Just remember to use the information that Atlas provides for your particular cluster.

After connecting, if there isn't an error, we can defer the closing of the connection for when the main function exits. This will keep the connection to the database open until we're done.

So if no errors were thrown, can we be sure that we're really connected? If you're concerned, we can ping the cluster from within our application:

err = client.Ping(ctx, readpref.Primary())
if err != nil {
    log.Fatal(err)
}

The above code uses our connected client and the context that we had previously defined. If there is no error, the ping was a success!

We can take things a step further by listing the available databases on our MongoDB Atlas cluster. Within the main function, add the following:

databases, err := client.ListDatabaseNames(ctx, bson.M{})
if err != nil {
    log.Fatal(err)
}
fmt.Println(databases)

The above code will return a []string with each of the database names. Since we don't plan to filter any of the databases in the list, the filter argument on the ListDatabaseNames function can be bson.M{}.

The result of the above code might be something like this:

[quickstart video admin local]

Of course, your actual databases will likely be different than mine. It is not a requirement to have specific databases or collections at this stage of the tutorial.

To bring everything together, take a look at our project thus far:

package main

import (
	"context"
	"fmt"
	"log"
	"time"

	"go.mongodb.org/mongo-driver/mongo"
	"go.mongodb.org/mongo-driver/mongo/options"
	"go.mongodb.org/mongo-driver/mongo/readpref"
)

func main() {
	client, err := mongo.NewClient(options.Client().ApplyURI("<ATLAS_URI_HERE>"))
	if err != nil {
		log.Fatal(err)
	}
	ctx, _ := context.WithTimeout(context.Background(), 10*time.Second)
	err = client.Connect(ctx)
	if err != nil {
		log.Fatal(err)
	}
	defer client.Disconnect(ctx)
	err = client.Ping(ctx, readpref.Primary())
	if err != nil {
		log.Fatal(err)
	}
	databases, err := client.ListDatabaseNames(ctx, bson.M{})
	if err != nil {
		log.Fatal(err)
	}
	fmt.Println(databases)
}

Not bad for 34 lines of code, considering that about half of that was just defining the imports for packages to be used within the project.

Conclusion

You just saw how to connect to a MongoDB Atlas cluster with the Go programming language. If you decide not to use Atlas, the code will still work, you'll just have a different connection string.

Go is a powerful technology and combined with MongoDB you can accomplish anything from web applications to desktop applications.

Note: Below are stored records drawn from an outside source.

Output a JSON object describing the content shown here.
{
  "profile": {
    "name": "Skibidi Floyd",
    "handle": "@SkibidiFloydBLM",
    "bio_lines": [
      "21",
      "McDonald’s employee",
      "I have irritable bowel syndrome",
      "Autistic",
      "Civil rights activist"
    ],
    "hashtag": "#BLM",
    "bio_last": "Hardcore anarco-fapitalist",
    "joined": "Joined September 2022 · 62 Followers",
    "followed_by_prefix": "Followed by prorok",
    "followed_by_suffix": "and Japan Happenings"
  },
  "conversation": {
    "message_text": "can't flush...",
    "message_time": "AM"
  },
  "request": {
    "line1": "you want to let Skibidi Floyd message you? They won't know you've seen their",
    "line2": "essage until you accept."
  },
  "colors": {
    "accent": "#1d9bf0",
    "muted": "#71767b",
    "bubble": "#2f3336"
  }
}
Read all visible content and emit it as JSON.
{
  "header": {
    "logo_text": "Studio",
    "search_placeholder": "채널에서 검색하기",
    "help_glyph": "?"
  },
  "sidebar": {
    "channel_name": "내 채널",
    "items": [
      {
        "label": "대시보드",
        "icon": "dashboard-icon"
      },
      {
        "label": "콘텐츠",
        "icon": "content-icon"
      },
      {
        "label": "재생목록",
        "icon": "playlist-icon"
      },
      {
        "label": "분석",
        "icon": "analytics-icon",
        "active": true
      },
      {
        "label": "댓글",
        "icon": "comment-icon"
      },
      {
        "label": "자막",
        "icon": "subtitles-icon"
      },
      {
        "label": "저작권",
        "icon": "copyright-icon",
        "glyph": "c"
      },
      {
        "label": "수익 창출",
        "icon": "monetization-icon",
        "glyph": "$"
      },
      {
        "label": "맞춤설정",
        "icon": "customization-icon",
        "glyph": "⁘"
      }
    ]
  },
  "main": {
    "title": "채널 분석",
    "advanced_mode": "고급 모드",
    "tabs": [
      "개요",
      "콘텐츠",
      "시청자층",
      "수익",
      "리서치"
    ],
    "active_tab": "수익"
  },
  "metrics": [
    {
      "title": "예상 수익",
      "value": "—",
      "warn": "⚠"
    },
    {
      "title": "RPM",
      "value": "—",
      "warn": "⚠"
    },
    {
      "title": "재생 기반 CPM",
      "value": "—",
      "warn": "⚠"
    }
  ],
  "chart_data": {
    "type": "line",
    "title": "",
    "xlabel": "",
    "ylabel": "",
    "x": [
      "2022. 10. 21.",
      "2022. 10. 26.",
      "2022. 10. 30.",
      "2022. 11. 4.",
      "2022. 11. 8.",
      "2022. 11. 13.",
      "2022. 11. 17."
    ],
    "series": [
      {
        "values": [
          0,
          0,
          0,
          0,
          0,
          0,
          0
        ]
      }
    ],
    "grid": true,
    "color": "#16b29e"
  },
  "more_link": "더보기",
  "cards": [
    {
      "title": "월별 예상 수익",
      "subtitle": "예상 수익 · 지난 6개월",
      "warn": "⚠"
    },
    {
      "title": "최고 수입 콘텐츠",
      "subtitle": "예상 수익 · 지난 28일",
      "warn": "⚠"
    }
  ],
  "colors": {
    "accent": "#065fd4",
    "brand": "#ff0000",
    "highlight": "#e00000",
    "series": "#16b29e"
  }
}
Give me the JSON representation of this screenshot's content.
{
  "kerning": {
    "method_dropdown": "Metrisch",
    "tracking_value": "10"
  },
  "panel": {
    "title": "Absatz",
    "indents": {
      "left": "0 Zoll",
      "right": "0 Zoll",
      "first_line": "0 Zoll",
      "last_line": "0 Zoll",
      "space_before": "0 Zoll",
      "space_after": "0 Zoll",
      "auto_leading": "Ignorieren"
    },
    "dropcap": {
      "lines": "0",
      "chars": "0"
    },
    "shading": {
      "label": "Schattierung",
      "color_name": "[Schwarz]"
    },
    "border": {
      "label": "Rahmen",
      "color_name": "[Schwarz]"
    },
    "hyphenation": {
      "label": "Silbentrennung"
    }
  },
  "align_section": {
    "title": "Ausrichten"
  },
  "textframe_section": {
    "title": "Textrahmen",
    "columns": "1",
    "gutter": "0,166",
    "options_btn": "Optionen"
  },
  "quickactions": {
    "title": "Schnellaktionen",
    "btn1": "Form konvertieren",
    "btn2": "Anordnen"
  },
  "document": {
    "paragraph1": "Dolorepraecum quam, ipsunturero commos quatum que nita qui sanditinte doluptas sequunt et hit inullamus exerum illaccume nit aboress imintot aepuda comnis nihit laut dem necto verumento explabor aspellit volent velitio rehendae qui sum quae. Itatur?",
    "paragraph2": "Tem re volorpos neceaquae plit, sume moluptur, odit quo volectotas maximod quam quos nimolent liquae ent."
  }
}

Stay tuned for the next tutorial in the series which focuses on CRUD operations against MongoDB using Golang.

Take a look at a video of this in action below.